"We are in a troubling time stoking the fear, waving the flames of hate," he continued. "So we are here to pray for and call on the Spokane Valley City Council to do the right thing—to denounce hate and clearly commit to working for equality for all.
"We are here to affirm the dignity, respect and wonderfulness of all people—no matter the color of their skin, their faith or no faith, their sexual orientation, gender expression or gender identity," Jim said.
He concluded with a call-and-response prayer to remember, repent and repair, adapted from a gathering of faith leaders the previous Sunday in Charlottesville.
Rabbi Tamar Malino, another member of FLLC, then spoke.
She responded to the chant last year in Charlottesville, "Jews will not replace us" and to any in the Spokane area who identified with it.
"We are not here to replace you. We are here to live with you, and with every person of every color, and every faith in this nation. We don't want to replace you, but we do want to replace your hatred with our love, your fear with our hope, your bigotry with impartiality and fair-mindedness," she said.

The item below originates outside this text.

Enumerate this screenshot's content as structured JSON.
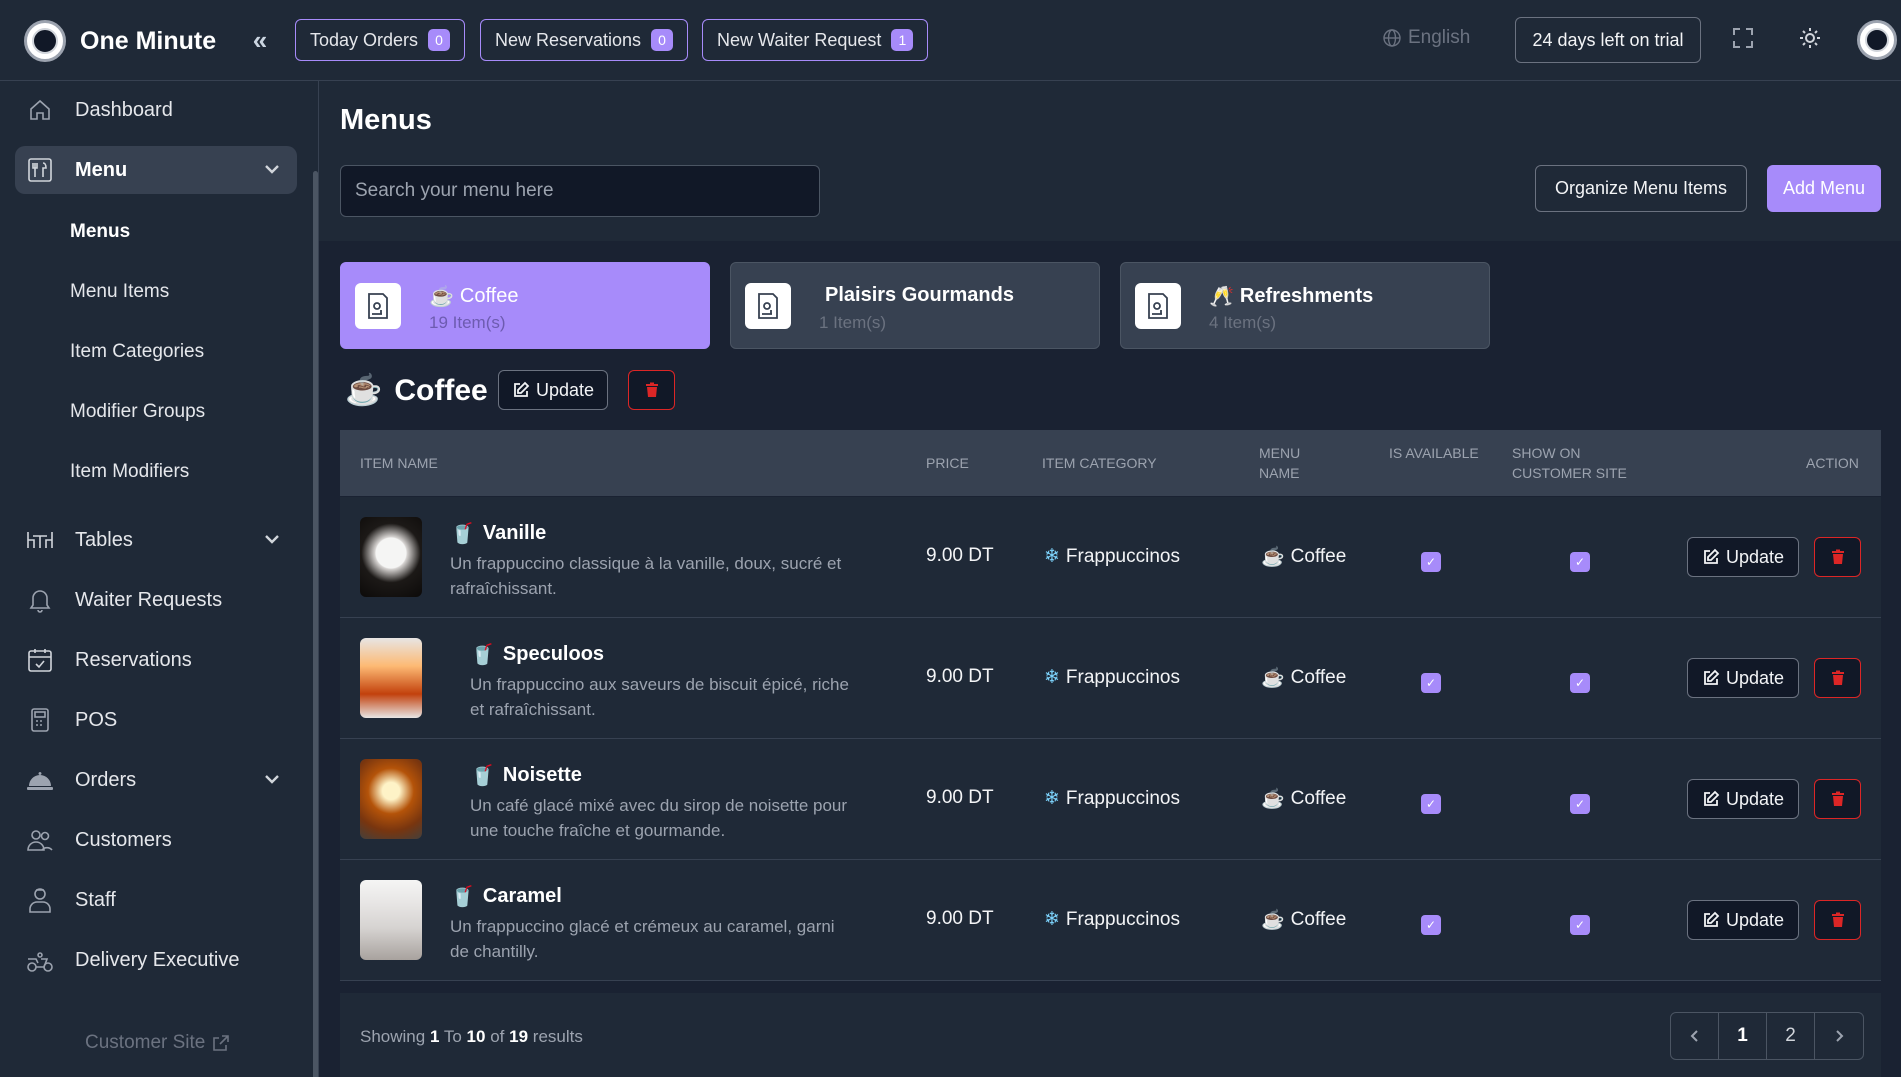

"We want to replace racism and anti-Semitism with the great creed of our country that every person is equal to every other person, and every human being deserves dignity and respect," Tamar said.

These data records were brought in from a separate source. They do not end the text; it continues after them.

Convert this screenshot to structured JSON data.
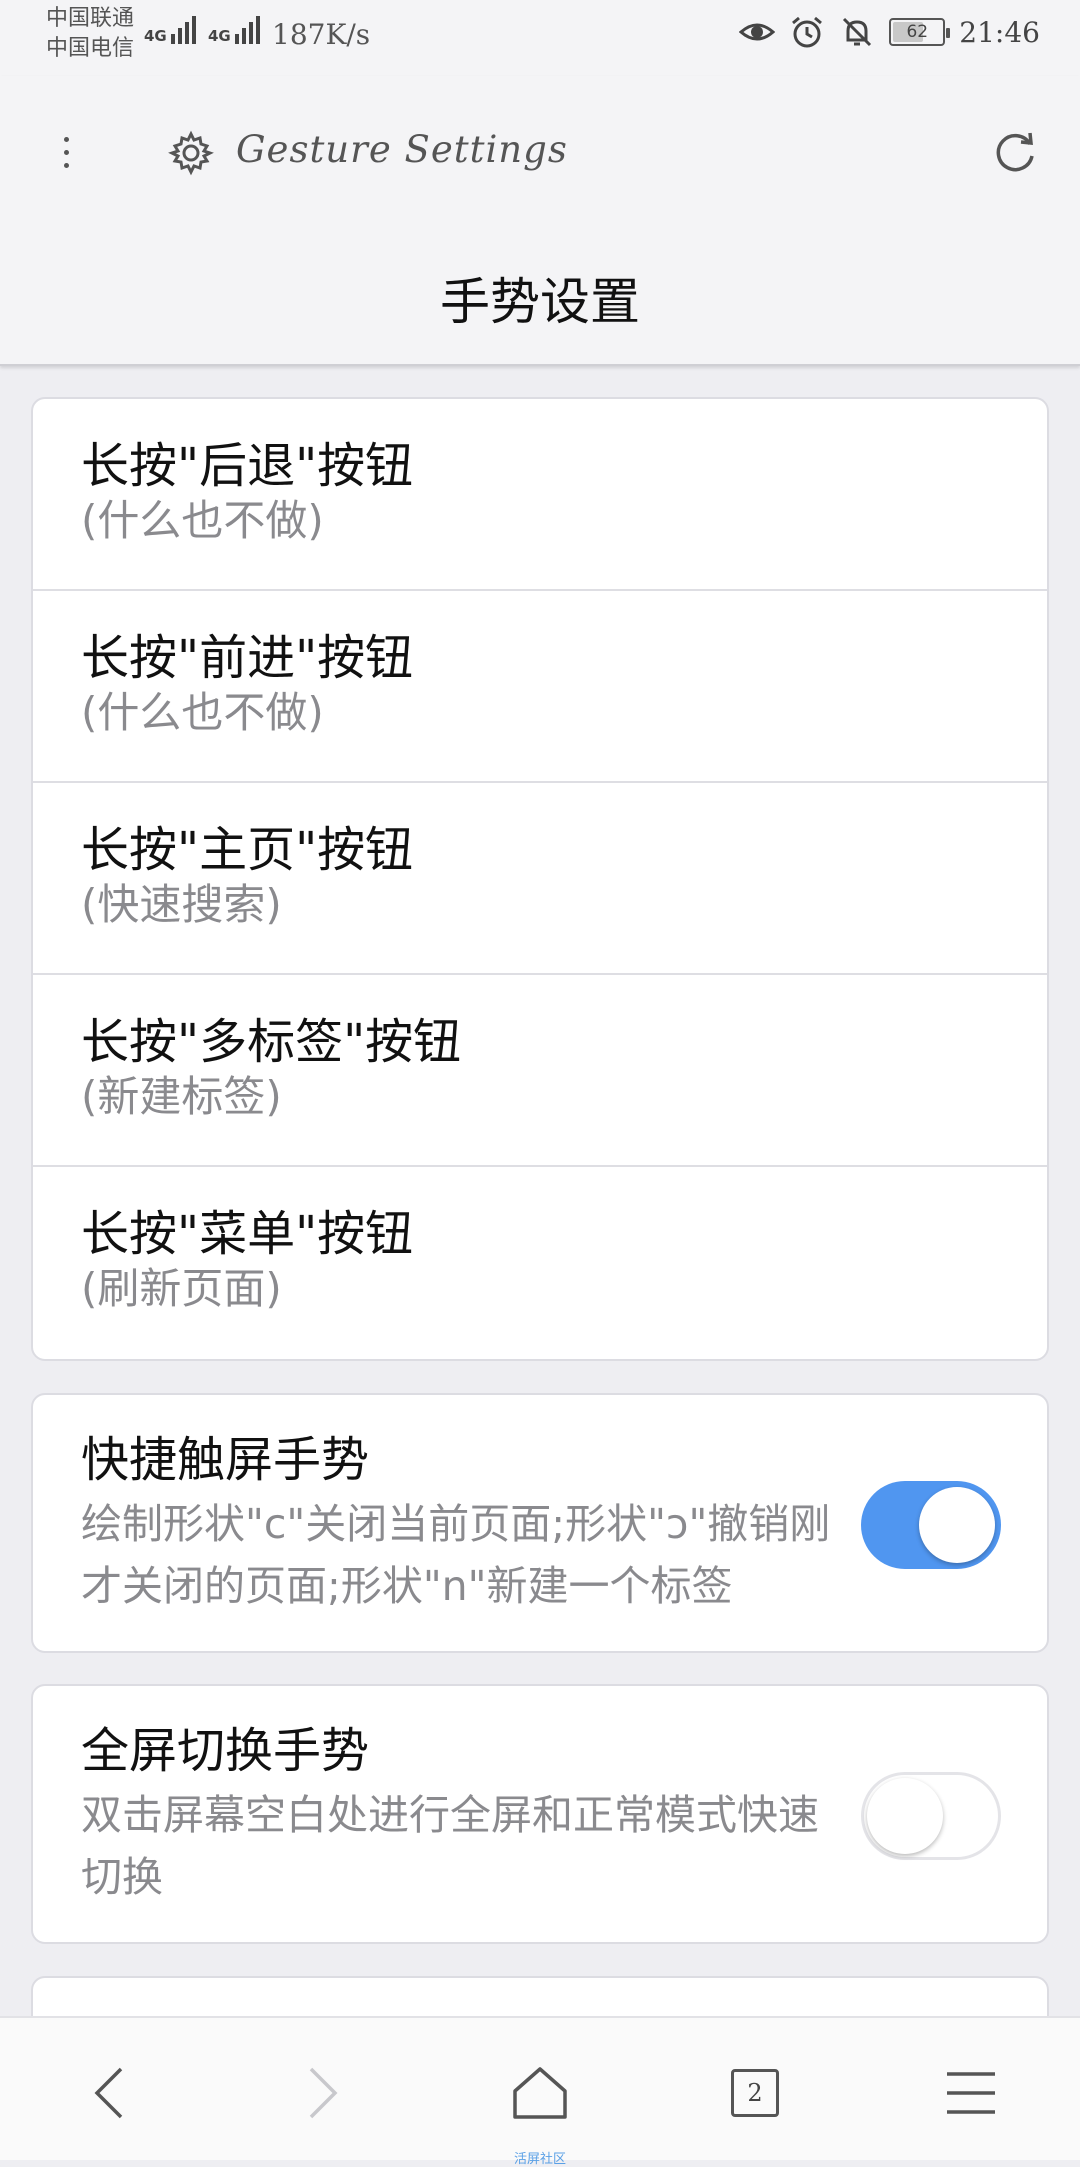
{
  "status_bar": {
    "carrier_1": "中国联通",
    "carrier_2": "中国电信",
    "net_type_1": "4G",
    "net_type_2": "4G",
    "speed": "187K/s",
    "battery": "62",
    "battery_level": 0.62,
    "time": "21:46",
    "icons": [
      "eye-icon",
      "alarm-icon",
      "bell-off-icon"
    ]
  },
  "app_bar": {
    "tab_title": "Gesture Settings",
    "page_title": "手势设置"
  },
  "long_press_items": [
    {
      "title": "长按\"后退\"按钮",
      "value": "(什么也不做)"
    },
    {
      "title": "长按\"前进\"按钮",
      "value": "(什么也不做)"
    },
    {
      "title": "长按\"主页\"按钮",
      "value": "(快速搜索)"
    },
    {
      "title": "长按\"多标签\"按钮",
      "value": "(新建标签)"
    },
    {
      "title": "长按\"菜单\"按钮",
      "value": "(刷新页面)"
    }
  ],
  "quick_gesture": {
    "title": "快捷触屏手势",
    "description": "绘制形状\"c\"关闭当前页面;形状\"ɔ\"撤销刚才关闭的页面;形状\"n\"新建一个标签",
    "enabled": true
  },
  "fullscreen_gesture": {
    "title": "全屏切换手势",
    "description": "双击屏幕空白处进行全屏和正常模式快速切换",
    "enabled": false
  },
  "accent_color": "#5096f0",
  "bottom_nav": {
    "tab_count": "2",
    "watermark": "活屏社区"
  }
}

After sharing a prayer, she asked the Spokane Valley City Council to "articulate their ideals, to be an instrument for justice and peace in this community, and for us all to continue together to fight hatred, bigotry, racism and anti-Semitism, wherever we see it: in Spokane County, in Washington state, in the United States and, if we can be so bold, in the whole world."
The Rev. Rick Matters, an Episcopal priest in the Diocese of Spokane, then expressed concern that leaders of white supremacist groups instructed followers not to attend a march in front of the White House the previous weekend. That would make them look like weirdos.

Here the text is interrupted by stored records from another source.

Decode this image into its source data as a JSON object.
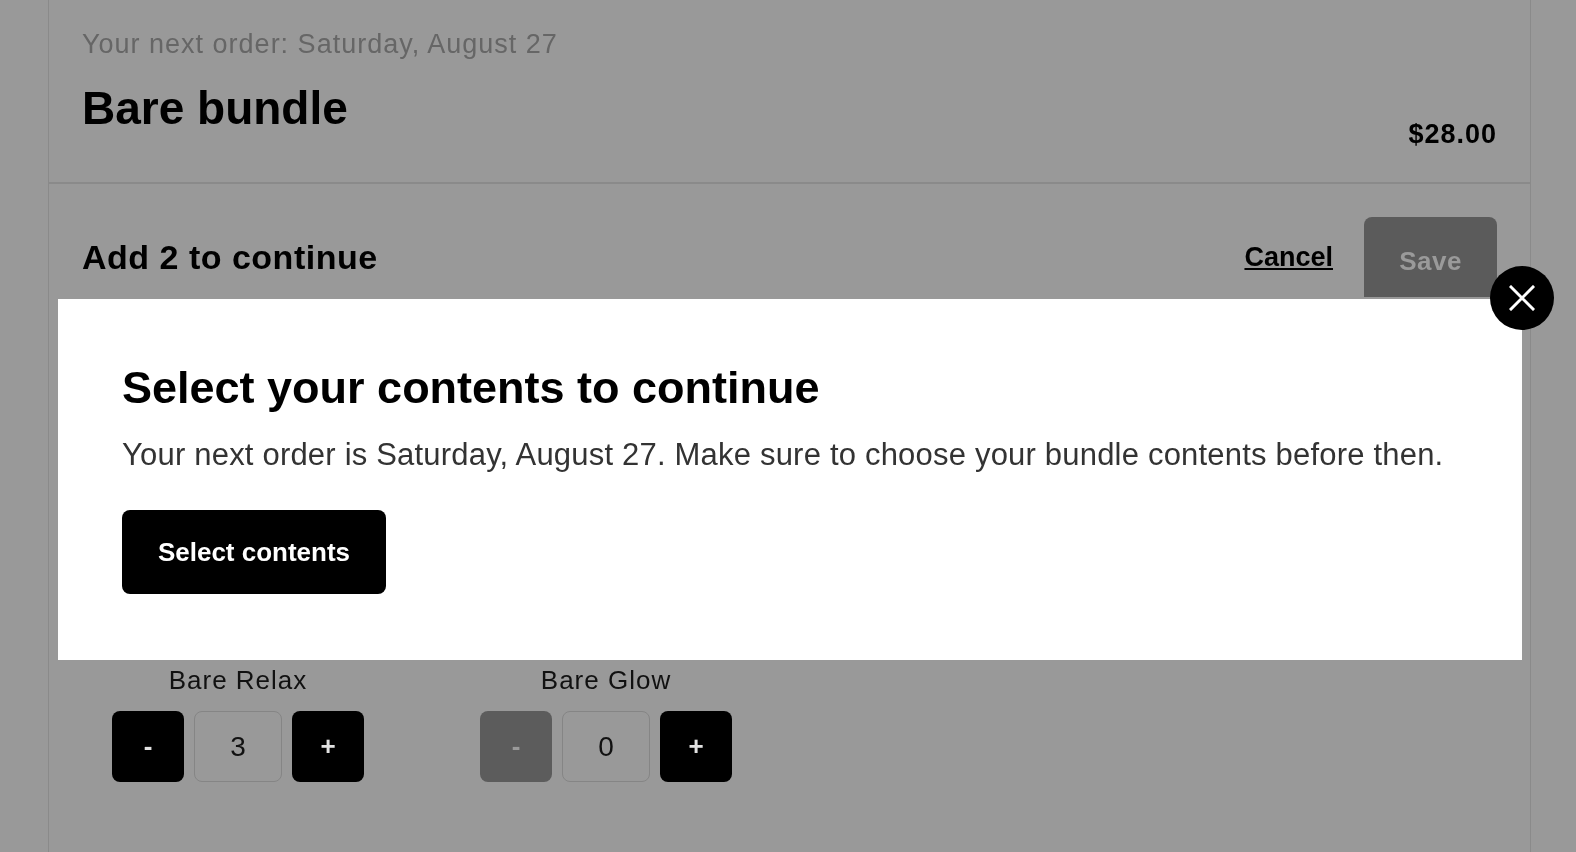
{
  "header": {
    "next_order": "Your next order: Saturday, August 27",
    "title": "Bare bundle",
    "price": "$28.00"
  },
  "selection_bar": {
    "prompt": "Add 2 to continue",
    "cancel": "Cancel",
    "save": {
      "label": "Save",
      "disabled": true
    }
  },
  "products": [
    {
      "name": "Bare Relax",
      "quantity": "3",
      "minus": {
        "label": "-",
        "disabled": false
      },
      "plus": {
        "label": "+",
        "disabled": false
      }
    },
    {
      "name": "Bare Glow",
      "quantity": "0",
      "minus": {
        "label": "-",
        "disabled": true
      },
      "plus": {
        "label": "+",
        "disabled": false
      }
    }
  ],
  "modal": {
    "title": "Select your contents to continue",
    "message": "Your next order is Saturday, August 27. Make sure to choose your bundle contents before then.",
    "button": "Select contents"
  }
}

What they are to do is to "blend in, look hip, make friends and infiltrate the political system." This way, they can "distort the American Dream."
Rick called for articulating the true American Dream "of liberty and justice for all, respect and dignity for all, inclusion and compassion for all. Democrat, Republican, Progressive and those who choose not to vote at all need to make clear our American values.
"Silence is the enemy that allows white supremacists to succeed in their agenda of hate and exclusion," he said.
He asked for politicians to repudiate hate groups and to raise their voices against hate speech.
"We call on politicians of all stripes to take actions that protect and welcome all members of society. Indeed, we call on all members of society to speak out, as we are speaking up, for an inclusive, friendly and just society," he said.
Rick concluded by thanking Spokane Valley City officials for choosing to place two statues of Native Americans in front of the city hall, honoring them for their care of this land "for hundreds, if not thousands, of years. We ask them to continue in this tradition."
Leilani then said, "Bold action is needed to correct the perception of Spokane Valley as a center of ignorance and racial discrimination and bigotry."
She asked the mayor and council to sign the resolution.
Joan, who organized the event with Leilani, led a chant, "Justice now!"
The rally dispersed. More than 50 attended, and many spoke at the council meeting, including people from Northwest Grassroots.
Many urged the mayor and council to sign the anti-white supremacy resolution.
Gary Vandusen of Liberty Lake said people are judged by the company they keep. Citizens and businesses and potential businesses need to know that Spokane Valley is an inclusive community.
For information, email firstname.lastname@example.org. The meeting is online at http://spokanevalley.granicus.com/MediaPlayer.php?view_id=3&clip_id=612.
Copyright@ The Fig Tree, September, 2018